I was told that when my father returned from Vietnam, he became very isolated, depressed, barely spoke, experienced extreme night terrors and did not leave the house for close to a year. The depression, anxiety and night terrors would continue years later, even after he was married with children.
e president would have us conduct a surgical war, "strong and smart" as he put it. His opponents want something that is significantly more strident: but both of them seem to be offering us the prospect of yet more war without end.
Here in Kabul, I've been with fellow activists to see Khalid Ahmad, aged 20, who survived the U.S.'s October 3 attack on the Médecins Sans Frontières hospital in Kunduz, Afghanistan.
Donald Trump, and his offensive proposal are just the symptom of a larger cancer that's gripping large swaths of America. Even if Donald Trump drops out of the race, tomorrow, the fear that leads to his high poll numbers, and support for the ideas he espouses, will remain.
As the WHO is working to strengthen its capacity to monitor and report on attacks against hospitals, Watchlist encourages close coordination with UNICEF and the Office of the Special Representative of the Secretary General on Children and Armed Conflict to prevent duplication and complement monitoring efforts through the UN-led MRM.
An inability to reconcile errors and genocide of the past is a sure recipe to making similar blunders in the future. Right now the picture inside Pakistan is not pretty. Every province is facing insurgency or conflict of one kind or another.
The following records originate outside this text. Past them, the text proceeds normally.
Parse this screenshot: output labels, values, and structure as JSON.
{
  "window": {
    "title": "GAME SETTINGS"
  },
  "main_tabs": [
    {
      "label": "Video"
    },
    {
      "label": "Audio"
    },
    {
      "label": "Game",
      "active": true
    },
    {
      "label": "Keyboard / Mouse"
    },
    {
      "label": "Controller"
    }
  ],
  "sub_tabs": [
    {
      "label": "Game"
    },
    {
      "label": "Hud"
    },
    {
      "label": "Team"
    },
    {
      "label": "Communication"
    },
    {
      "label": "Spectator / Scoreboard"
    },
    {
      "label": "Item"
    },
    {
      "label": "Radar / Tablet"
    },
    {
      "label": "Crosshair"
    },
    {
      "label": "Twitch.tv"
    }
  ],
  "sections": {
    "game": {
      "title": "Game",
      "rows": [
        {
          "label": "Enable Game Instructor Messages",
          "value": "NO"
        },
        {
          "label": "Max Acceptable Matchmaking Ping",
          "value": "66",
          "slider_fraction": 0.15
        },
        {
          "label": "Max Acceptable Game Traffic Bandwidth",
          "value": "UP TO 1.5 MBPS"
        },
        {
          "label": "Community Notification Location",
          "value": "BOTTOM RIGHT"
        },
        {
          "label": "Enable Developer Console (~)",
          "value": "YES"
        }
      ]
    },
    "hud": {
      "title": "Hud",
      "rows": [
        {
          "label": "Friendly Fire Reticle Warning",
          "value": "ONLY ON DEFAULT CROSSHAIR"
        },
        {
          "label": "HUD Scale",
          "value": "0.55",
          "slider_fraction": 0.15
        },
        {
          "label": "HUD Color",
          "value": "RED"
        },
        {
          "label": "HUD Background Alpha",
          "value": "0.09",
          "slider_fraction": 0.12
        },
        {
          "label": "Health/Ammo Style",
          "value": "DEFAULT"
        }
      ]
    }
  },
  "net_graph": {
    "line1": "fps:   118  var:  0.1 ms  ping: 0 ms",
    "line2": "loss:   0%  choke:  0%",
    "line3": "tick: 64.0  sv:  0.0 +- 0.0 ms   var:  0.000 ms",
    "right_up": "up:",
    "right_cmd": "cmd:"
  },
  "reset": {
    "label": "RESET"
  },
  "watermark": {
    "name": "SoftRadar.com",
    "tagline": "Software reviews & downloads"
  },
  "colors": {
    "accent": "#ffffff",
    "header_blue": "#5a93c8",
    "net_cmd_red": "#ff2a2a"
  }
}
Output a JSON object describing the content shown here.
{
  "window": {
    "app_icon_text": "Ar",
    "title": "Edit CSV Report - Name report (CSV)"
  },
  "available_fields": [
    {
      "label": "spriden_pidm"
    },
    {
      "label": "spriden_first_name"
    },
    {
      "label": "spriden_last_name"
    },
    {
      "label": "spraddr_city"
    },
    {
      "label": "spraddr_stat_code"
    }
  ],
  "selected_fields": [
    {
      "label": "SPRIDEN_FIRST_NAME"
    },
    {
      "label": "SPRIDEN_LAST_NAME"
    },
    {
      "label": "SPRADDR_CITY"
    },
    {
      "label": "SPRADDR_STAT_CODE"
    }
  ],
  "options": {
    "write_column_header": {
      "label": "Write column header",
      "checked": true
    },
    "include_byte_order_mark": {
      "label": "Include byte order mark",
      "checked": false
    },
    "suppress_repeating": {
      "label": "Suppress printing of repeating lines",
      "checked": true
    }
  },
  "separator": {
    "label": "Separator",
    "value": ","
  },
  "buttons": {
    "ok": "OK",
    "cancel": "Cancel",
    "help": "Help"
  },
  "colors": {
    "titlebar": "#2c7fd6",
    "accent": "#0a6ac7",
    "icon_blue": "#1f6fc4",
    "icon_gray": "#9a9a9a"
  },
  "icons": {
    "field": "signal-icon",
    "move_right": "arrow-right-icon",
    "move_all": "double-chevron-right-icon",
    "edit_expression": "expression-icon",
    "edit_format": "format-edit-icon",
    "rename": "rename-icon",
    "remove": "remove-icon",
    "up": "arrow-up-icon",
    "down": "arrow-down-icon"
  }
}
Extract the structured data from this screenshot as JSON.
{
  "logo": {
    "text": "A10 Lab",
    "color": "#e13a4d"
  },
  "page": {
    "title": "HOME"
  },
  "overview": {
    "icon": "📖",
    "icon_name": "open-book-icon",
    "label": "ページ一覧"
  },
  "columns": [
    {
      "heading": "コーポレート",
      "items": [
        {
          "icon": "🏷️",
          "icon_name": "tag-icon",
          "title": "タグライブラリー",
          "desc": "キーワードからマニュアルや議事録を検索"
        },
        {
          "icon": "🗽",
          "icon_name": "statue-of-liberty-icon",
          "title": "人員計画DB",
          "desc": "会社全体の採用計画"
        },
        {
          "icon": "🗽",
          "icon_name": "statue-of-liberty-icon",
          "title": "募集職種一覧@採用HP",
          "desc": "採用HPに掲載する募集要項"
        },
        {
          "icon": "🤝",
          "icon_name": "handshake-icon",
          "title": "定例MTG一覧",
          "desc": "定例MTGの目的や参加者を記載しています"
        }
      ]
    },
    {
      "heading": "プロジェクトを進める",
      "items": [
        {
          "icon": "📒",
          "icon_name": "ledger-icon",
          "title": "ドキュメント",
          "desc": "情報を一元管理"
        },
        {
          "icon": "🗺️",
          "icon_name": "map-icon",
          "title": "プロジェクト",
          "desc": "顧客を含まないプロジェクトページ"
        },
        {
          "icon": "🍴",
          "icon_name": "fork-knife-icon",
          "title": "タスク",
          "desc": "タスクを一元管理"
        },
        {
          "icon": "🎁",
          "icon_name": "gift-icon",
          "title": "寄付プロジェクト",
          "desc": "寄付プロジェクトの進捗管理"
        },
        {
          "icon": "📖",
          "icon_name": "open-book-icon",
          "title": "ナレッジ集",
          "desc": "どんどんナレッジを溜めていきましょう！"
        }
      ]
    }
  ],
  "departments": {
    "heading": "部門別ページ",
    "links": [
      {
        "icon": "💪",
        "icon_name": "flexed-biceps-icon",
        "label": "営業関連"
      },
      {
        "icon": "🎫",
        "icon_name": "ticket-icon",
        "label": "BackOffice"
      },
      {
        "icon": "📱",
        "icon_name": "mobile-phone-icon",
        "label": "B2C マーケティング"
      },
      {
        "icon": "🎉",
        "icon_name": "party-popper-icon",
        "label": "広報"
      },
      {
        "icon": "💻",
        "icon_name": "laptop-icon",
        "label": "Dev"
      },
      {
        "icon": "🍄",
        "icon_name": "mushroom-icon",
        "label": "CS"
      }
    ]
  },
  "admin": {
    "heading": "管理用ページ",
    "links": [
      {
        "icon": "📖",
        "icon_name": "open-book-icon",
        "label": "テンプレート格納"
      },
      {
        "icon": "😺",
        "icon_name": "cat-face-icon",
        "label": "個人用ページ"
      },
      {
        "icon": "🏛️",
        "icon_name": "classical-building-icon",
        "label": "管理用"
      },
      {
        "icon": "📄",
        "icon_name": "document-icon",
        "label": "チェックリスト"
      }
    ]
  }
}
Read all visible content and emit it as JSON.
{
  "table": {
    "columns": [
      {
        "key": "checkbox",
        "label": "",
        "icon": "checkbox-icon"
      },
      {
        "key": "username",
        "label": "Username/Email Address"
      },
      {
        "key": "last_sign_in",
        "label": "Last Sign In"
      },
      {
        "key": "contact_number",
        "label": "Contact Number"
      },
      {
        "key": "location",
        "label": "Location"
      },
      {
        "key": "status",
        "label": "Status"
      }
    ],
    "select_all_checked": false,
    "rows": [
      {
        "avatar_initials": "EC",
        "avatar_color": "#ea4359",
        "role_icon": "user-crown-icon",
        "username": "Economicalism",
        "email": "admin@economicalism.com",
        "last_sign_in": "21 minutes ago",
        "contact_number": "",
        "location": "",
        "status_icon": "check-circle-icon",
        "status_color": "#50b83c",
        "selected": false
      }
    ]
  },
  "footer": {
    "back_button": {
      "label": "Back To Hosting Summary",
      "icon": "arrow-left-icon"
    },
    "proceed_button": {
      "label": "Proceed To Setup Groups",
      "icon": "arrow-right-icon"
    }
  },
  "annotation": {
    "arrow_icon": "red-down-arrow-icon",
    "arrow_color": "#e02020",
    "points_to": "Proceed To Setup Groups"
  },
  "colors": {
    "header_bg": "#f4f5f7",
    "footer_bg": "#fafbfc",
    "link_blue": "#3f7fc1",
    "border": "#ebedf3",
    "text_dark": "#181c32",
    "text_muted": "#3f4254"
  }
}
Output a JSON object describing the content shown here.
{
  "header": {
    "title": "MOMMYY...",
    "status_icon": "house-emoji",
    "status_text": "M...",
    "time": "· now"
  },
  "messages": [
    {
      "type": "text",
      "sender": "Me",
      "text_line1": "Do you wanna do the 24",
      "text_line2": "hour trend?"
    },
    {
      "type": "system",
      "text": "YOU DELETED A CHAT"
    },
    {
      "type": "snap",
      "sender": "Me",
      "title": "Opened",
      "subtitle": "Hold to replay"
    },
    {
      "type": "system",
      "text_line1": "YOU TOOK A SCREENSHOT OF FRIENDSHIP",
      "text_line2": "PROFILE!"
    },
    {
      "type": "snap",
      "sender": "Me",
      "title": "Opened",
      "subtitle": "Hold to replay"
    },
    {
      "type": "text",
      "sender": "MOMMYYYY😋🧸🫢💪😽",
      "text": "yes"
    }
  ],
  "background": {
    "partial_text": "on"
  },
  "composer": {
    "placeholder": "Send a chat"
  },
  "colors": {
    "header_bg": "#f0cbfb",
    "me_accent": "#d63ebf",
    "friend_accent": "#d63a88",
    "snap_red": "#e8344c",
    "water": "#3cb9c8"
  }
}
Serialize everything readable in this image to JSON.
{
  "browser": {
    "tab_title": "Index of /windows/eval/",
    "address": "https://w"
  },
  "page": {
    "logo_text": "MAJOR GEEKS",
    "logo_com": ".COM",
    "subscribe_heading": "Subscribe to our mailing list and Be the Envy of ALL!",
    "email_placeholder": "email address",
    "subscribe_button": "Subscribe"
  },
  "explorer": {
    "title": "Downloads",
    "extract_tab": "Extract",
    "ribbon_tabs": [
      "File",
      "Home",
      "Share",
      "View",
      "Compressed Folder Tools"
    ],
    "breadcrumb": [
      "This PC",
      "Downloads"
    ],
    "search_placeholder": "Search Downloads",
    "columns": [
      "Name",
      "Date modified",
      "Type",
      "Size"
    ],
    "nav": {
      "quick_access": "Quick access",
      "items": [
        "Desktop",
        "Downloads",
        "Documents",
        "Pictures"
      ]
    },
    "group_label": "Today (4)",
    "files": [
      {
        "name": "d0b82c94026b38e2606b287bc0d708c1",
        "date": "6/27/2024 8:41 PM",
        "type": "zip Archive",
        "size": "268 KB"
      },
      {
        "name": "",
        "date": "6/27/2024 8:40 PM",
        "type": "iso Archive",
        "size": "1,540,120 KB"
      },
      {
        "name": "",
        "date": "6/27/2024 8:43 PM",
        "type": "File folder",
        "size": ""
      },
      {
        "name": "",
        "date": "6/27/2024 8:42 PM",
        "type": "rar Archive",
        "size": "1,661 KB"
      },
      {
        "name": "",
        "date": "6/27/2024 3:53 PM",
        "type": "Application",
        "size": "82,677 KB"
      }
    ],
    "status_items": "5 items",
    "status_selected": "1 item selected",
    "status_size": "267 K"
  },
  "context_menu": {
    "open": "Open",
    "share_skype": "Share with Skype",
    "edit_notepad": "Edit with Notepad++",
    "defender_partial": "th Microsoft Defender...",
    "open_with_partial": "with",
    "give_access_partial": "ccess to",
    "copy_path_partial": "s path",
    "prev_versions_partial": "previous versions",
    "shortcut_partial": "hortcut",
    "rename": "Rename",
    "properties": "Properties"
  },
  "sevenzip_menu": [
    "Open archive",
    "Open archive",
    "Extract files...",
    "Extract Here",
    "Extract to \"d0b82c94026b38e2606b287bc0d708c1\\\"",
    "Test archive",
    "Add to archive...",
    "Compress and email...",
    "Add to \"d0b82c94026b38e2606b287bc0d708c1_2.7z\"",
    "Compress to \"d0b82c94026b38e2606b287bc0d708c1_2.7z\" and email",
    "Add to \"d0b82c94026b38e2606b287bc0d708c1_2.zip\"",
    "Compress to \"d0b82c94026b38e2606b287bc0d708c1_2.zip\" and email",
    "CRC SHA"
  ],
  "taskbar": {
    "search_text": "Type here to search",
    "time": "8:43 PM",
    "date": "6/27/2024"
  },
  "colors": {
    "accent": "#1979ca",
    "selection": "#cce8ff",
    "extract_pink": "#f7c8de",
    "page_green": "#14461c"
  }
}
Many feel the past few weeks have been a turning point in the history of terrorism. That may well turn out to be true, but it cuts two ways, because it was also a time of astonishing courage and hope in the face of terrorist aggression.
Religious communities can provide important sources of social support. Personal faith can provide solace and a sense of hope to men and women who endure constant stress and may have experienced traumatic events.
Not long ago we lost a great Sikh man, a public servant who lived the egalitarian and altruistic principles which define Sikhism -- Manmeet Singh Bhullar. Forever helping others, Manmeet died in a car accident while going to help a friend.
When she joined the WfWI training, Fatima noticed that many of the women in her neighborhood were working in isolation, and realized that together, they could start a small business.
One of the unique things surrounding America's wars in Iraq and Afghanistan is the extraordinary number of books written by servicemen and women.
The Showtime documentary, "The Spymasters: CIA in the Crosshairs," which will air Saturday night, pulls the curtain back on America's most secret agency and sheds light on its successes and failures.
Afghanistan has enormous economic potential as outlined in a recent US Army review; developing this is the key to stability.
The U.S. was born in war. Sometimes military action is necessary. But not often. Indeed, virtually never these days. Almost all of the conflicts so often initiated or joined by Washington implicate no important, let alone vital, interests. Most are far more likely to undermine than advance liberty and peace.
The book takes a particularly hard look at the role of the media in issues of war and peace, describing much of the mainstream media as "cheerleaders for war" that "have too often been a mouthpiece for politically motivated government propaganda."
As Middle Eastern conflicts raise tension between Saudi Arabia and Iran, Pakistan will find it increasingly challenging to navigate through the turmoil while maintaining a meaningful balance in its relationships with Riyadh and Tehran.